― Muriel Barbery, The Elegance of the Hedgehog
I’ve written about rituals before because they intrigue me and I think we need to create them.
My friend, Glynis, reminded me of my questions about ritual when she sent me this picture of her morning cup of tea. This beautiful cup was one of the last gifts she’d received from her friend, Sherrie. Glynis had been saving this fragile little cup because it’d become so special after Sherrie’s death. Now, after re-discovering it, Glynis realized life is to short to save special things for only special times.
Now, every morning, as Glynis savors her tea and alone time, Sherrie joins her–every single morning–so simple and so very special.

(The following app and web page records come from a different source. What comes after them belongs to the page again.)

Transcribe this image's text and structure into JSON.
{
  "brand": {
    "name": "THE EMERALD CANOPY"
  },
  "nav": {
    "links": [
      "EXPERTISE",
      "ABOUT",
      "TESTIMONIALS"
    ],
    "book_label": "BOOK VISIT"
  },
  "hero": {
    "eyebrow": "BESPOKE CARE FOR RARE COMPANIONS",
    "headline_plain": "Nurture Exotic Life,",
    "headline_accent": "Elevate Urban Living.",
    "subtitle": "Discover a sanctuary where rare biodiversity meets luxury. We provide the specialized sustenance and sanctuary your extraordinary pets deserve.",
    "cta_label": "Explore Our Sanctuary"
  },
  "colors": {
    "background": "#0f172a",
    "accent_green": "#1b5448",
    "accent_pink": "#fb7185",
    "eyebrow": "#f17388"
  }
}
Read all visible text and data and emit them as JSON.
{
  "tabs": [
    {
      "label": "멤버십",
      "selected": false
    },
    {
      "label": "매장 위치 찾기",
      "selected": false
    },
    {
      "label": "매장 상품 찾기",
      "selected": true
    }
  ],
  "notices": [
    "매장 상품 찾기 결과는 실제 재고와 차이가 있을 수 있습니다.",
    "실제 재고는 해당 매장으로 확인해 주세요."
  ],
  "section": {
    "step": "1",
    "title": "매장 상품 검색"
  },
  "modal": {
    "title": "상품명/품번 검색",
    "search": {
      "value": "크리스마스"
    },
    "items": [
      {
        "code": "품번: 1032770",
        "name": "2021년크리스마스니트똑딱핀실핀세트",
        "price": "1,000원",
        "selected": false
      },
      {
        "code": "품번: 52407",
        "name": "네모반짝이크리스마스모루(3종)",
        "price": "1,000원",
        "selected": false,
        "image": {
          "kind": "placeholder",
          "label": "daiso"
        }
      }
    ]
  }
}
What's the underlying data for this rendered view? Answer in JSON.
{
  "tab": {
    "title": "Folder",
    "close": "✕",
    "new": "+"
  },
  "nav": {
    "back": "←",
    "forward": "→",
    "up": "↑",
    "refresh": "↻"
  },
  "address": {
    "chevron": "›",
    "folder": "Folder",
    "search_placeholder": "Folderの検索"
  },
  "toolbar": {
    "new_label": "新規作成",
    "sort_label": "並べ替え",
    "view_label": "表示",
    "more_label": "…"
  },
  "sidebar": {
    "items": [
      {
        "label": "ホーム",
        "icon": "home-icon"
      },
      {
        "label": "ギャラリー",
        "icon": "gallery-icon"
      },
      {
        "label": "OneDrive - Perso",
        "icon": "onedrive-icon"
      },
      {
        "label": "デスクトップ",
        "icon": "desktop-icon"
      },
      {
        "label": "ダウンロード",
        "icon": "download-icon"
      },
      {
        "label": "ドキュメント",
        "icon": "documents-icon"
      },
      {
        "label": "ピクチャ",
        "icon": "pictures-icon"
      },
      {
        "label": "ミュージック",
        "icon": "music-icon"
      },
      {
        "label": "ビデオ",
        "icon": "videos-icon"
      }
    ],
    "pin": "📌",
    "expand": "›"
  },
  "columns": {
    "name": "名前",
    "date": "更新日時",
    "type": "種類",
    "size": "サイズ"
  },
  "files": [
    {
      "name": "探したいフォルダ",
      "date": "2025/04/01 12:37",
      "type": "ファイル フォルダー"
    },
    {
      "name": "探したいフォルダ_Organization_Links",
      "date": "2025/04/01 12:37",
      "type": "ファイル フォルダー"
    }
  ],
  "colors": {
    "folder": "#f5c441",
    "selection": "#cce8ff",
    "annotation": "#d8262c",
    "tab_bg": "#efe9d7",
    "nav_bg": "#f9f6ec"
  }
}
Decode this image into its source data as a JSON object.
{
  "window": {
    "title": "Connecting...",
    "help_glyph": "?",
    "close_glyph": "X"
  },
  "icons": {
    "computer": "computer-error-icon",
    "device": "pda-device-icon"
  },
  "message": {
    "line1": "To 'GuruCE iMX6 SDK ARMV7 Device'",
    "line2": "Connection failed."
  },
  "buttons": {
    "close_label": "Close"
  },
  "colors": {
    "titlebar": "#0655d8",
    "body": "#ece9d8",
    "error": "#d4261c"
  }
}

Even though my arthritis often grabs my attention, I do know aging is a privilege not given to all. It comes with a very difficult downside–the loss of family members and friends.
I’ve learned a way to lessen my sorrow by creating a visual memorial to each loss.
For me, it was an easy choice.
After my cousin, Donna, died I started my first flower garden. It was my Donna garden for years until it evolved into the Donna-Bethie garden. When we moved, I couldn’t take the garden with me but I could take some of the special rocks surrounding it.
When we moved into our new home on the hill, the garden was reconstructed and replanted. As the years have passed, I’ve created more gardens and named them in honor of others lost. Each special person memorialized in a personal and powerful way.
I’d always felt a ritual had to be something huge. I now understand a ritual can be as simple as a rock, a rose, or as grand as grand as a tree.
I’m pretty sure size does not matter to the soul.
“This is what rituals are for. We do spiritual ceremonies as human beings in order to create a safe resting place for our most complicated feelings of joy or trauma, so that we don’t have to haul those feelings around with us forever, weighing us down. We all need such places of ritual safekeeping. And I do believe that if your culture or tradition doesn’t have the specific ritual you are craving, then you are absolutely permitted to make up a ceremony of your own devising, fixing your own broken-down emotional systems with all the do-it-yourself resourcefulness of a generous plumber/poet.”
~Peace be with you, my friends.~
Special thanks to my friend, Glynis Walker Morse, for sharing her ritual and her photo. Love you, my friend.